_Available records_
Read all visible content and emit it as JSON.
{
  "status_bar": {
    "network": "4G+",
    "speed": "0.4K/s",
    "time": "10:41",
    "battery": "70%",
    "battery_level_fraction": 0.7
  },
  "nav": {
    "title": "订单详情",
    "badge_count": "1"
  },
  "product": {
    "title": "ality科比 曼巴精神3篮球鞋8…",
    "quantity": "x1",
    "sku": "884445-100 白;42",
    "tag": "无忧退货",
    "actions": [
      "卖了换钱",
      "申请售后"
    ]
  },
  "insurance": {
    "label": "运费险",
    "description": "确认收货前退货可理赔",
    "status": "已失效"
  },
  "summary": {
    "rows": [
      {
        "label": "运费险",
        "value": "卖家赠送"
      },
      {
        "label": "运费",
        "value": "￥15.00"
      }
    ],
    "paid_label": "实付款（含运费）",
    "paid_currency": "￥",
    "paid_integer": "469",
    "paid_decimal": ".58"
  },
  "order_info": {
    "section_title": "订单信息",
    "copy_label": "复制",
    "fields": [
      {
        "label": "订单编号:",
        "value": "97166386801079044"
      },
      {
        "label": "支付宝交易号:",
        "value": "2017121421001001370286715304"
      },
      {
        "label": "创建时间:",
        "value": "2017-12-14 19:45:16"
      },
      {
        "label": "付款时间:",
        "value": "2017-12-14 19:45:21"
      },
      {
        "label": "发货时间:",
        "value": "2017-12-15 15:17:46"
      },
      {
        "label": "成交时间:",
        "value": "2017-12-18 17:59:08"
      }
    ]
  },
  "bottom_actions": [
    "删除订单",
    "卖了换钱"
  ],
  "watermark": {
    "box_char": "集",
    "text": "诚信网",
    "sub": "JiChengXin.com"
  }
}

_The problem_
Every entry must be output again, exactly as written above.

_Exercise answer_
Read all visible content and emit it as JSON.
{
  "status_bar": {
    "network": "4G+",
    "speed": "0.4K/s",
    "time": "10:41",
    "battery": "70%",
    "battery_level_fraction": 0.7
  },
  "nav": {
    "title": "订单详情",
    "badge_count": "1"
  },
  "product": {
    "title": "ality科比 曼巴精神3篮球鞋8…",
    "quantity": "x1",
    "sku": "884445-100 白;42",
    "tag": "无忧退货",
    "actions": [
      "卖了换钱",
      "申请售后"
    ]
  },
  "insurance": {
    "label": "运费险",
    "description": "确认收货前退货可理赔",
    "status": "已失效"
  },
  "summary": {
    "rows": [
      {
        "label": "运费险",
        "value": "卖家赠送"
      },
      {
        "label": "运费",
        "value": "￥15.00"
      }
    ],
    "paid_label": "实付款（含运费）",
    "paid_currency": "￥",
    "paid_integer": "469",
    "paid_decimal": ".58"
  },
  "order_info": {
    "section_title": "订单信息",
    "copy_label": "复制",
    "fields": [
      {
        "label": "订单编号:",
        "value": "97166386801079044"
      },
      {
        "label": "支付宝交易号:",
        "value": "2017121421001001370286715304"
      },
      {
        "label": "创建时间:",
        "value": "2017-12-14 19:45:16"
      },
      {
        "label": "付款时间:",
        "value": "2017-12-14 19:45:21"
      },
      {
        "label": "发货时间:",
        "value": "2017-12-15 15:17:46"
      },
      {
        "label": "成交时间:",
        "value": "2017-12-18 17:59:08"
      }
    ]
  },
  "bottom_actions": [
    "删除订单",
    "卖了换钱"
  ],
  "watermark": {
    "box_char": "集",
    "text": "诚信网",
    "sub": "JiChengXin.com"
  }
}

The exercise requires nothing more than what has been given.